For three or four years. I started working also for free, but it made me very sad, with the seniors, retirement rooms, and they were privates. Nevertheless, it was sad. They were excited to learn something. They were old, but, nevertheless, were very, very excited and I started teaching them crochet because it’s easier because they are old. I was teaching one of them and suddenly I arrive to help her continue her shawl, and they told me that she had died the day before. I said, “Okay, no.” I was in shock. I didn’t even say thank you or I’m gone. I just turned and left. I said, “No.” I am very sensible. I won’t stand that another person will die, no.

That’s hard.

I tried hard, but it was very difficult for me.

It’s good to know that about yourself.


You’re continuing great work now with St. Jude’s.

Yes, yes.

It’s fulfilling.

The thing is that my mother taught me how to knit and crochet. I saw her all the time knitting and crocheting.
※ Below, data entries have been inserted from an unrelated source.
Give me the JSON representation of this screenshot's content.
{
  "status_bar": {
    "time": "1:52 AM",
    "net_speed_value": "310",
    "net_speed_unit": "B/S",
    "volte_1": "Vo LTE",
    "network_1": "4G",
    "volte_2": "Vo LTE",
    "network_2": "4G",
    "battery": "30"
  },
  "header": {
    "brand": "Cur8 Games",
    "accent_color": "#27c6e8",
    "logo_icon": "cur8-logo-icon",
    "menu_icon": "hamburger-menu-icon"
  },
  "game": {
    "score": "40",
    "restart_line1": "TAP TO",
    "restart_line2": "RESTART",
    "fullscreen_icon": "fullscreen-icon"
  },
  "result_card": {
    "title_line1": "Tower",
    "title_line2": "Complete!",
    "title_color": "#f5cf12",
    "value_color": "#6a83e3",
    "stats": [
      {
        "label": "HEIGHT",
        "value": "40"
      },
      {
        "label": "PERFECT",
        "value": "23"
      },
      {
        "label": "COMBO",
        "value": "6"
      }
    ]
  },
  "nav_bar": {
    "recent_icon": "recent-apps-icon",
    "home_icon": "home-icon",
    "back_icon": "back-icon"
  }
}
One day when I was sick, like fever or cold, my mother went to my room and


stayed with me, and I said, “Okay, Mom, since you are knitting, can you knit something for my doll?” “Yes, sure.” She started knitting a skirt or a sweater. Then one day, “Mom, can you teach me?” She said, “Sure. Why not?” Then she taught me. But the funny part is that she taught me how to knit continental style. People here know English style that is much more difficult and you go much, much slower. Continental style is faster and the stich is the same. When I teach them, people say, “But it has to go the other way.” “I know, but if you go this way…” I was teaching also at Michael’s a long time ago. “If you go this way, you can go faster.” They say, “Really?” I say, “Okay, look at me.” “Oh no, you finished two -- in one second.” Yes. I finished two points in two seconds. Yes, I know. I taught them the continental style, and they were like, oh. I want that to be preserved, the legacy, for my mother. My daughter knows how to knit, but she is another story. At least a legacy will stay with whoever, boy or girl, in St. Jude’s that stays there.

That’s wonderful.

That’s great. Thank you so much. Anything else?

No, this has been really good. Thank you very much.

Did I bore you? Did I talk too much?

No, no.

No, not at all. This was perfect.

Thank you again, Olivia.

[End of recorded interview]